This collection consists of several photographs of scientists Alexander Gurwitch and Hermann Muller. The photographs of Gurwitch were taken in October 1933, November 1933, and November 1937 and also depict his wife and long-time collaborator Lydia. The photograph of Hermann Muller and his wife, Dorothea, was taken in 1950. Also included is a photograph of laboratory equipment.

Biographical/Historical Note

Alexander Gavrilovich Gurwitch was born on September 26, 1874 in the Ukraine. He graduated from Munich University in 1897 and then worked in the histology laboratories at the universities of Strasbourgh and Bern, where he met his future wife, Lydia Felicine. He was the first to observe biophotons and developed morphogenetic field theory. Gurwitch was professor of histology and embryology at Moscow University from 1924 to 1929 until a falling out with the Communist Party forced him to give up the position. He moved on to direct a laboratory in Leningrad until 1945 and then became director of the Institute of Experimental Biology in Leningrad until 1948. He then retired and died on July 27, 1954 in Moscow.
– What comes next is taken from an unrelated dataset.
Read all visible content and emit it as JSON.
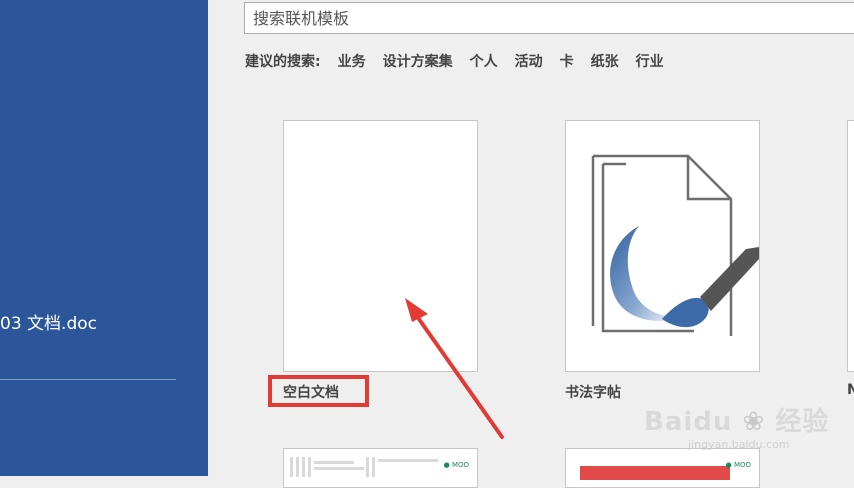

Hermann Joseph Muller was born on December 21, 1890 in New York City. He entered Columbia College at age sixteen and graduated in 1910. He received his Ph.D. in 1914 and accepted a position to teach biology at the William Marsh Rice Institute (now Rice University). He was interested in genetics and discovered the phenomenon of x-ray mutagenesis, for which he received the Nobel Prize in Physiology or Medicine in 1946. He married his first wife, Jessie M. Jacobs, in 1923, and they had one son, David. Muller married his second wife, Dorothea Kantorowicz, in 1939, and they had one daughter, Helen Juliette. He passed away on April 5, 1967.

Arrangement

This collection consists of a single folder.

Repository Details

Part of the Betsey B. Creekmore Special Collections and University Archives, University of Tennessee, Knoxville Repository

Contact:
University of Tennessee, Knoxville
Knoxville TN 37996 USA
865-974-4480